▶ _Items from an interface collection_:
──────────

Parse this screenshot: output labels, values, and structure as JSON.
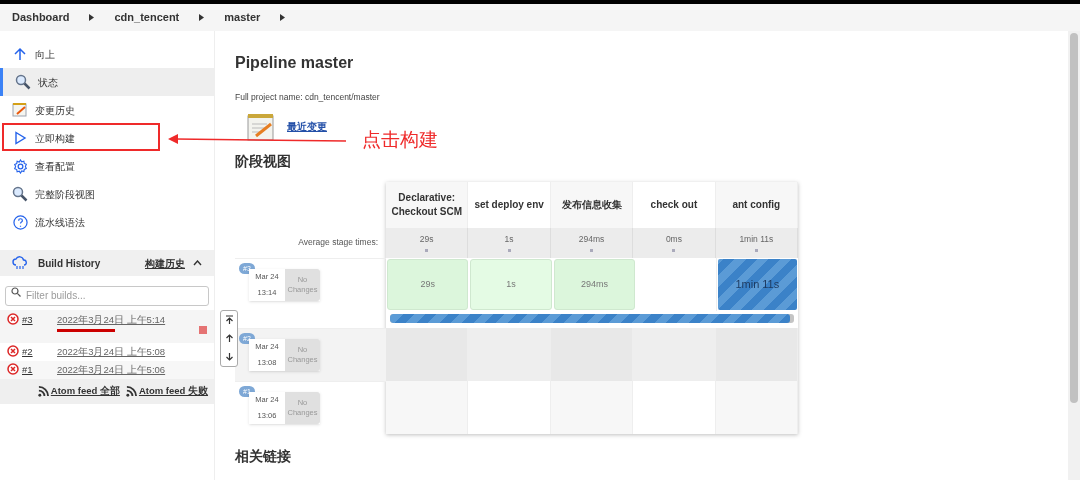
{
  "breadcrumb": [
    "Dashboard",
    "cdn_tencent",
    "master"
  ],
  "sidebar": {
    "items": [
      {
        "label": "向上",
        "kind": "up",
        "selected": false,
        "annotated": false
      },
      {
        "label": "状态",
        "kind": "search",
        "selected": true,
        "annotated": false
      },
      {
        "label": "变更历史",
        "kind": "notepad",
        "selected": false,
        "annotated": false
      },
      {
        "label": "立即构建",
        "kind": "play",
        "selected": false,
        "annotated": true
      },
      {
        "label": "查看配置",
        "kind": "gear",
        "selected": false,
        "annotated": false
      },
      {
        "label": "完整阶段视图",
        "kind": "search",
        "selected": false,
        "annotated": false
      },
      {
        "label": "流水线语法",
        "kind": "help",
        "selected": false,
        "annotated": false
      }
    ]
  },
  "build_history": {
    "title": "Build History",
    "link": "构建历史",
    "expanded": true,
    "filter_placeholder": "Filter builds...",
    "builds": [
      {
        "number": "#3",
        "date": "2022年3月24日 上午5:14",
        "kind": "failed",
        "running": true
      },
      {
        "number": "#2",
        "date": "2022年3月24日 上午5:08",
        "kind": "failed",
        "running": false
      },
      {
        "number": "#1",
        "date": "2022年3月24日 上午5:06",
        "kind": "failed",
        "running": false
      }
    ],
    "feeds": [
      "Atom feed 全部",
      "Atom feed 失败"
    ]
  },
  "main": {
    "title": "Pipeline master",
    "full_name": "Full project name: cdn_tencent/master",
    "recent_changes": "最近变更",
    "stage_view_heading": "阶段视图",
    "related_heading": "相关链接"
  },
  "annotation": "点击构建",
  "stage_view": {
    "average_label": "Average stage times:",
    "stages": [
      {
        "name": "Declarative: Checkout SCM",
        "average": "29s"
      },
      {
        "name": "set deploy env",
        "average": "1s"
      },
      {
        "name": "发布信息收集",
        "average": "294ms"
      },
      {
        "name": "check out",
        "average": "0ms"
      },
      {
        "name": "ant config",
        "average": "1min 11s"
      }
    ],
    "runs": [
      {
        "badge": "#3",
        "date": "Mar 24",
        "time": "13:14",
        "changes": "No Changes",
        "level": 0.99,
        "cells": [
          {
            "kind": "success",
            "text": "29s"
          },
          {
            "kind": "success",
            "text": "1s"
          },
          {
            "kind": "success",
            "text": "294ms"
          },
          {
            "kind": "empty"
          },
          {
            "kind": "running",
            "text": "1min 11s"
          }
        ]
      },
      {
        "badge": "#2",
        "date": "Mar 24",
        "time": "13:08",
        "changes": "No Changes",
        "cells": [
          {
            "kind": "empty"
          },
          {
            "kind": "empty"
          },
          {
            "kind": "empty"
          },
          {
            "kind": "empty"
          },
          {
            "kind": "empty"
          }
        ]
      },
      {
        "badge": "#1",
        "date": "Mar 24",
        "time": "13:06",
        "changes": "No Changes",
        "cells": [
          {
            "kind": "empty"
          },
          {
            "kind": "empty"
          },
          {
            "kind": "empty"
          },
          {
            "kind": "empty"
          },
          {
            "kind": "empty"
          }
        ]
      }
    ]
  }
}
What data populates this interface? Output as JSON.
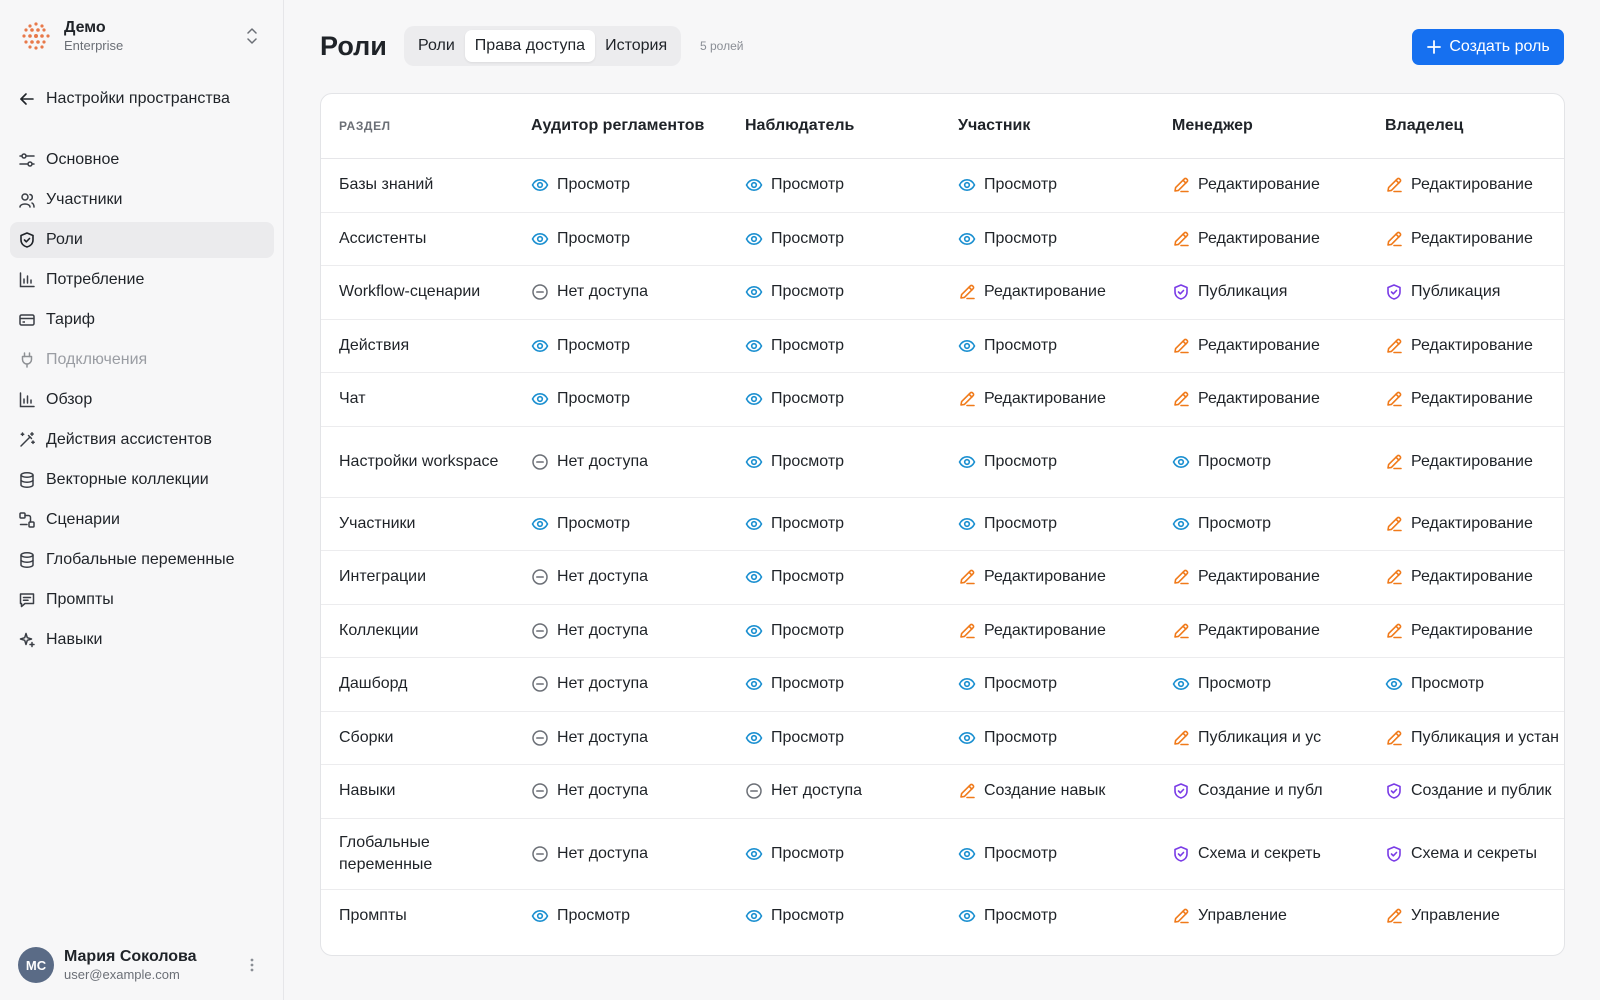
{
  "workspace": {
    "name": "Демо",
    "plan": "Enterprise"
  },
  "sidebar": {
    "back_label": "Настройки пространства",
    "items": [
      {
        "label": "Основное",
        "icon": "sliders-icon",
        "state": "normal"
      },
      {
        "label": "Участники",
        "icon": "users-icon",
        "state": "normal"
      },
      {
        "label": "Роли",
        "icon": "shield-icon",
        "state": "active"
      },
      {
        "label": "Потребление",
        "icon": "bar-chart-icon",
        "state": "normal"
      },
      {
        "label": "Тариф",
        "icon": "credit-card-icon",
        "state": "normal"
      },
      {
        "label": "Подключения",
        "icon": "plug-icon",
        "state": "disabled"
      },
      {
        "label": "Обзор",
        "icon": "bar-chart-icon",
        "state": "normal"
      },
      {
        "label": "Действия ассистентов",
        "icon": "magic-wand-icon",
        "state": "normal"
      },
      {
        "label": "Векторные коллекции",
        "icon": "database-icon",
        "state": "normal"
      },
      {
        "label": "Сценарии",
        "icon": "workflow-icon",
        "state": "normal"
      },
      {
        "label": "Глобальные переменные",
        "icon": "database-icon",
        "state": "normal"
      },
      {
        "label": "Промпты",
        "icon": "message-icon",
        "state": "normal"
      },
      {
        "label": "Навыки",
        "icon": "sparkles-icon",
        "state": "normal"
      }
    ]
  },
  "user": {
    "initials": "МС",
    "name": "Мария Соколова",
    "email": "user@example.com"
  },
  "header": {
    "title": "Роли",
    "tabs": [
      {
        "label": "Роли",
        "active": false
      },
      {
        "label": "Права доступа",
        "active": true
      },
      {
        "label": "История",
        "active": false
      }
    ],
    "role_count": "5 ролей",
    "create_label": "Создать роль"
  },
  "colors": {
    "accent": "#1670f0",
    "view": "#1a8fd0",
    "edit": "#f07a1a",
    "publish": "#7a3ce6",
    "none": "#6b6f76"
  },
  "table": {
    "columns": [
      "РАЗДЕЛ",
      "Аудитор регламентов",
      "Наблюдатель",
      "Участник",
      "Менеджер",
      "Владелец"
    ],
    "rows": [
      {
        "section": "Базы знаний",
        "cells": [
          {
            "icon": "eye-icon",
            "text": "Просмотр"
          },
          {
            "icon": "eye-icon",
            "text": "Просмотр"
          },
          {
            "icon": "eye-icon",
            "text": "Просмотр"
          },
          {
            "icon": "pencil-icon",
            "text": "Редактирование"
          },
          {
            "icon": "pencil-icon",
            "text": "Редактирование"
          }
        ]
      },
      {
        "section": "Ассистенты",
        "cells": [
          {
            "icon": "eye-icon",
            "text": "Просмотр"
          },
          {
            "icon": "eye-icon",
            "text": "Просмотр"
          },
          {
            "icon": "eye-icon",
            "text": "Просмотр"
          },
          {
            "icon": "pencil-icon",
            "text": "Редактирование"
          },
          {
            "icon": "pencil-icon",
            "text": "Редактирование"
          }
        ]
      },
      {
        "section": "Workflow-сценарии",
        "cells": [
          {
            "icon": "minus-circle-icon",
            "text": "Нет доступа"
          },
          {
            "icon": "eye-icon",
            "text": "Просмотр"
          },
          {
            "icon": "pencil-icon",
            "text": "Редактирование"
          },
          {
            "icon": "shield-check-icon",
            "text": "Публикация"
          },
          {
            "icon": "shield-check-icon",
            "text": "Публикация"
          }
        ]
      },
      {
        "section": "Действия",
        "cells": [
          {
            "icon": "eye-icon",
            "text": "Просмотр"
          },
          {
            "icon": "eye-icon",
            "text": "Просмотр"
          },
          {
            "icon": "eye-icon",
            "text": "Просмотр"
          },
          {
            "icon": "pencil-icon",
            "text": "Редактирование"
          },
          {
            "icon": "pencil-icon",
            "text": "Редактирование"
          }
        ]
      },
      {
        "section": "Чат",
        "cells": [
          {
            "icon": "eye-icon",
            "text": "Просмотр"
          },
          {
            "icon": "eye-icon",
            "text": "Просмотр"
          },
          {
            "icon": "pencil-icon",
            "text": "Редактирование"
          },
          {
            "icon": "pencil-icon",
            "text": "Редактирование"
          },
          {
            "icon": "pencil-icon",
            "text": "Редактирование"
          }
        ]
      },
      {
        "section": "Настройки workspace",
        "cells": [
          {
            "icon": "minus-circle-icon",
            "text": "Нет доступа"
          },
          {
            "icon": "eye-icon",
            "text": "Просмотр"
          },
          {
            "icon": "eye-icon",
            "text": "Просмотр"
          },
          {
            "icon": "eye-icon",
            "text": "Просмотр"
          },
          {
            "icon": "pencil-icon",
            "text": "Редактирование"
          }
        ]
      },
      {
        "section": "Участники",
        "cells": [
          {
            "icon": "eye-icon",
            "text": "Просмотр"
          },
          {
            "icon": "eye-icon",
            "text": "Просмотр"
          },
          {
            "icon": "eye-icon",
            "text": "Просмотр"
          },
          {
            "icon": "eye-icon",
            "text": "Просмотр"
          },
          {
            "icon": "pencil-icon",
            "text": "Редактирование"
          }
        ]
      },
      {
        "section": "Интеграции",
        "cells": [
          {
            "icon": "minus-circle-icon",
            "text": "Нет доступа"
          },
          {
            "icon": "eye-icon",
            "text": "Просмотр"
          },
          {
            "icon": "pencil-icon",
            "text": "Редактирование"
          },
          {
            "icon": "pencil-icon",
            "text": "Редактирование"
          },
          {
            "icon": "pencil-icon",
            "text": "Редактирование"
          }
        ]
      },
      {
        "section": "Коллекции",
        "cells": [
          {
            "icon": "minus-circle-icon",
            "text": "Нет доступа"
          },
          {
            "icon": "eye-icon",
            "text": "Просмотр"
          },
          {
            "icon": "pencil-icon",
            "text": "Редактирование"
          },
          {
            "icon": "pencil-icon",
            "text": "Редактирование"
          },
          {
            "icon": "pencil-icon",
            "text": "Редактирование"
          }
        ]
      },
      {
        "section": "Дашборд",
        "cells": [
          {
            "icon": "minus-circle-icon",
            "text": "Нет доступа"
          },
          {
            "icon": "eye-icon",
            "text": "Просмотр"
          },
          {
            "icon": "eye-icon",
            "text": "Просмотр"
          },
          {
            "icon": "eye-icon",
            "text": "Просмотр"
          },
          {
            "icon": "eye-icon",
            "text": "Просмотр"
          }
        ]
      },
      {
        "section": "Сборки",
        "cells": [
          {
            "icon": "minus-circle-icon",
            "text": "Нет доступа"
          },
          {
            "icon": "eye-icon",
            "text": "Просмотр"
          },
          {
            "icon": "eye-icon",
            "text": "Просмотр"
          },
          {
            "icon": "pencil-icon",
            "text": "Публикация и ус"
          },
          {
            "icon": "pencil-icon",
            "text": "Публикация и устан"
          }
        ]
      },
      {
        "section": "Навыки",
        "cells": [
          {
            "icon": "minus-circle-icon",
            "text": "Нет доступа"
          },
          {
            "icon": "minus-circle-icon",
            "text": "Нет доступа"
          },
          {
            "icon": "pencil-icon",
            "text": "Создание навык"
          },
          {
            "icon": "shield-check-icon",
            "text": "Создание и публ"
          },
          {
            "icon": "shield-check-icon",
            "text": "Создание и публик"
          }
        ]
      },
      {
        "section": "Глобальные переменные",
        "cells": [
          {
            "icon": "minus-circle-icon",
            "text": "Нет доступа"
          },
          {
            "icon": "eye-icon",
            "text": "Просмотр"
          },
          {
            "icon": "eye-icon",
            "text": "Просмотр"
          },
          {
            "icon": "shield-check-icon",
            "text": "Схема и секреть"
          },
          {
            "icon": "shield-check-icon",
            "text": "Схема и секреты"
          }
        ]
      },
      {
        "section": "Промпты",
        "cells": [
          {
            "icon": "eye-icon",
            "text": "Просмотр"
          },
          {
            "icon": "eye-icon",
            "text": "Просмотр"
          },
          {
            "icon": "eye-icon",
            "text": "Просмотр"
          },
          {
            "icon": "pencil-icon",
            "text": "Управление"
          },
          {
            "icon": "pencil-icon",
            "text": "Управление"
          }
        ]
      }
    ]
  }
}
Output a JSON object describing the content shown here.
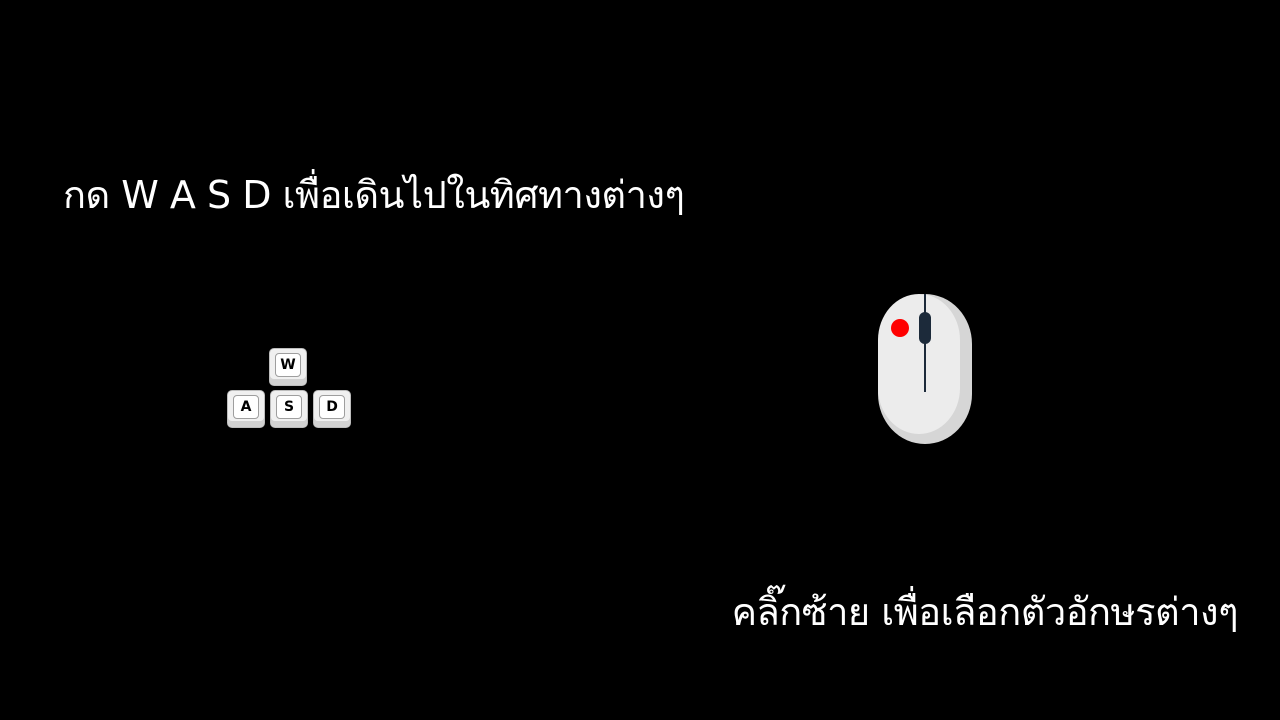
{
  "instructions": {
    "movement": "กด W A S D เพื่อเดินไปในทิศทางต่างๆ",
    "select": "คลิ๊กซ้าย เพื่อเลือกตัวอักษรต่างๆ"
  },
  "keys": {
    "w": "W",
    "a": "A",
    "s": "S",
    "d": "D"
  },
  "icons": {
    "keyboard": "wasd-keys-icon",
    "mouse": "mouse-left-click-icon"
  },
  "colors": {
    "background": "#000000",
    "text": "#ffffff",
    "click_indicator": "#ff0000",
    "mouse_body": "#ececec",
    "scroll_wheel": "#1c2a3a"
  }
}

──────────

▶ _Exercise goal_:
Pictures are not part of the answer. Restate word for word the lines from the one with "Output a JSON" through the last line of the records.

▶ _Answer box_:
Output a JSON object describing the content shown here.
{
  "instructions": {
    "movement": "กด W A S D เพื่อเดินไปในทิศทางต่างๆ",
    "select": "คลิ๊กซ้าย เพื่อเลือกตัวอักษรต่างๆ"
  },
  "keys": {
    "w": "W",
    "a": "A",
    "s": "S",
    "d": "D"
  },
  "icons": {
    "keyboard": "wasd-keys-icon",
    "mouse": "mouse-left-click-icon"
  },
  "colors": {
    "background": "#000000",
    "text": "#ffffff",
    "click_indicator": "#ff0000",
    "mouse_body": "#ececec",
    "scroll_wheel": "#1c2a3a"
  }
}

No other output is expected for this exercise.